The Week on iPad

The Week of iPad (image by clearleft)

The Brief

The Week is the UK’s most popular weekly subscription Magazine, with over 180,000 subscribers. As fans of the publication we were both excited and flattered when Dennis Publishing asked for our help bringing their magazine to a new generation of tablet users. This was a two man, ten week project. I was UX Lead and Paul LLoyd was Visual / Interface Designer.

The Process

This project had a generous discovery phase, which we began with a week of stakeholder interviews. This uncovered some interesting differences in opinion about the strategic direction needed. Some stakeholders felt the app needed to use multimedia liberally, while others wanted a minimal, true-to-the magazine translation of the print content. We quickly realised that some key decisions were needed, so we arranged a day-long workshop in which we carried out a series of exercises, including empathy mapping and UI sketching. This helped create a shared vision that the stakeholder team genuinely believed in.

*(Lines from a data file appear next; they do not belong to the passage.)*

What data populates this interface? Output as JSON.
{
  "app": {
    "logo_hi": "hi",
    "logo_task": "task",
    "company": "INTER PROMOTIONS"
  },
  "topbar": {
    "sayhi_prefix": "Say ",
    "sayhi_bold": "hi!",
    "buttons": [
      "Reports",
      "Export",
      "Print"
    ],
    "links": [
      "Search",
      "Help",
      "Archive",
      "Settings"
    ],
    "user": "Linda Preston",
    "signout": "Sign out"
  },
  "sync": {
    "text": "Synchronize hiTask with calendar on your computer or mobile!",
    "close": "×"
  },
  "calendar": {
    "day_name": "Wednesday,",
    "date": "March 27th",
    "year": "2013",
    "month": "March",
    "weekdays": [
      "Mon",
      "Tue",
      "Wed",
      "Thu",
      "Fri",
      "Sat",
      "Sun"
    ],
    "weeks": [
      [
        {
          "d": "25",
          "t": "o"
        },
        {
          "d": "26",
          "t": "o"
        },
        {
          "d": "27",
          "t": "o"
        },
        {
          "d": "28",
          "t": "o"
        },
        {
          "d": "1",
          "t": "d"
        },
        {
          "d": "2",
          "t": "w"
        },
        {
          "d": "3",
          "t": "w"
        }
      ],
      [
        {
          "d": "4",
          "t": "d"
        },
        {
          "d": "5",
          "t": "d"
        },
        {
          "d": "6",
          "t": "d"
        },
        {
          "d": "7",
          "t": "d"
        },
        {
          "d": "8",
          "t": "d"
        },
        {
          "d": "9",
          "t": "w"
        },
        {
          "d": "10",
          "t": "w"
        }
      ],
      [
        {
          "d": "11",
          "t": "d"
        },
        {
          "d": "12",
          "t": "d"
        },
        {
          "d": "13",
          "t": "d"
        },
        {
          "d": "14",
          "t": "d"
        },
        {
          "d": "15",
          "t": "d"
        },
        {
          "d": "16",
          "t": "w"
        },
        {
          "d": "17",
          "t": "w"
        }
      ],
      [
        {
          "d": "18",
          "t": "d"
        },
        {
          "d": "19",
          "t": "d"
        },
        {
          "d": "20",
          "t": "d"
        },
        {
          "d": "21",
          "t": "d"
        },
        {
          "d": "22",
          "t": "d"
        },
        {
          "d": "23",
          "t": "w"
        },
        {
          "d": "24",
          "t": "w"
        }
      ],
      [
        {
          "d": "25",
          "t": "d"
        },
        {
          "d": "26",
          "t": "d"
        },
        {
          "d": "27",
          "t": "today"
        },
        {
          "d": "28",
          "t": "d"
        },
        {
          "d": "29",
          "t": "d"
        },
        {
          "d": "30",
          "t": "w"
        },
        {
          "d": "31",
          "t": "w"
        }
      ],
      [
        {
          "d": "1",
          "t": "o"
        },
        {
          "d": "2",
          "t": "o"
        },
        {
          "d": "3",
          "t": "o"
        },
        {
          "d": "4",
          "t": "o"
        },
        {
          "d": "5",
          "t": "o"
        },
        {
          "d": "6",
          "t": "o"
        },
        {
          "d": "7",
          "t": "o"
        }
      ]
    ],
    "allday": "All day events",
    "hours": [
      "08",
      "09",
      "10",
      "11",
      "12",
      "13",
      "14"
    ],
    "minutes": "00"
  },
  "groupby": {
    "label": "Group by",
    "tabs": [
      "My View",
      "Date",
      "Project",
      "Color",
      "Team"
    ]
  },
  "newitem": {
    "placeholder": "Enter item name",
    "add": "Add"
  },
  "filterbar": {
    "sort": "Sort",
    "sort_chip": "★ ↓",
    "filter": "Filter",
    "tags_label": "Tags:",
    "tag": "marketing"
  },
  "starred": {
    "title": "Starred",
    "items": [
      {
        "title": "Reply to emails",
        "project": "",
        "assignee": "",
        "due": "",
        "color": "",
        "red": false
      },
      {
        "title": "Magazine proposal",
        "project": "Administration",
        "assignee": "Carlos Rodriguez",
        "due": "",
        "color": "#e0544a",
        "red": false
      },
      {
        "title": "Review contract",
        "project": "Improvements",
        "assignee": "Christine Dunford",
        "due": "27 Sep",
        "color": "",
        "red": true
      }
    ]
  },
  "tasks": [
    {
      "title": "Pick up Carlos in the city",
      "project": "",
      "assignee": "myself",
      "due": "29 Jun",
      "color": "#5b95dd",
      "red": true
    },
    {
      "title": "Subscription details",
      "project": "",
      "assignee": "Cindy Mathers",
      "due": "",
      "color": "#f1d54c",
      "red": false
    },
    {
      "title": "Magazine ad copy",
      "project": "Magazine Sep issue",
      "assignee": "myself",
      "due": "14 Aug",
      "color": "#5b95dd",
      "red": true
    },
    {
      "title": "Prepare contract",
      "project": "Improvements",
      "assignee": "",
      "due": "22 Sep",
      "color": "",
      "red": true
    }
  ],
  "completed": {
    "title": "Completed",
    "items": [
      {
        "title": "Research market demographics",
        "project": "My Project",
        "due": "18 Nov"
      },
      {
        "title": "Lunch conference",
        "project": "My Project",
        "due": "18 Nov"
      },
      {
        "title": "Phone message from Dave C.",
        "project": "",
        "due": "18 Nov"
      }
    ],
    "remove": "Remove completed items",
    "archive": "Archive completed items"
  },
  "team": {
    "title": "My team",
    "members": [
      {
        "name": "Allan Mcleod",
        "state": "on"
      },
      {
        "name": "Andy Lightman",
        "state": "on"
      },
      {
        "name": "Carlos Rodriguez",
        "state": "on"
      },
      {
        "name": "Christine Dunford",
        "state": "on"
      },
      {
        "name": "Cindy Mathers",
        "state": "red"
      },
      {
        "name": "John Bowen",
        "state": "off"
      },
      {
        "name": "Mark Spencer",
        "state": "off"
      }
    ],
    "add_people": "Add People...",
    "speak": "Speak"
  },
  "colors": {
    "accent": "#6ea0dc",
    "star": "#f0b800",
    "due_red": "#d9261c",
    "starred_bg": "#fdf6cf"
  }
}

We then began the design process, initially starting with paper sketches, then proceeding into implementation of a quick, low fidelity prototype. We took this into usability testing and experimented with some different design approaches before setting on a formula that was intuitive and easily navigable.

At this point in the project we joined forces with a development partner, and began the detailed UI design. We based themselves on-site and integrated ourselves into the agile development process up until launch of the product.

The Big Insights

The usability testing uncovered some critical challenges in the subscriber on-boarding process, which we safely solved within the design process. Existing print magazine subscribers were required to enter their subscriber numbers in order to unlock access to the iPad edition. This seemed fine in concept, but in practice we found that most subscribers referred to the plastic magazine envelope for their subscriber number – and it was printed on a low quality dot matrix printer, making it hard to distinguish certain numbers from letters. This was a far cry from the seamless, stress-free experience that Dennis Publishing wanted to give its customers. In the end, they felt this was so important that they upgraded their printing machines to prevent this pain point from ever reoccurring outside of the lab.

The Outcome

Thanks to some carefully negotiated sponsorship deals by the Dennis Advertising team, our engagement actually paid for itself on the day of launch. The app was far more successful than anticipated, spending a number of weeks in the top grossing Top 10 News and Newsstand categories of the UK App Store. The editors of the US and Australian editions of the magazine was so impressed that hey decided to re-use the same infrastructure and user experience, thus bringing an additional economy of scale.

This Case Study was first published on clearleft.com.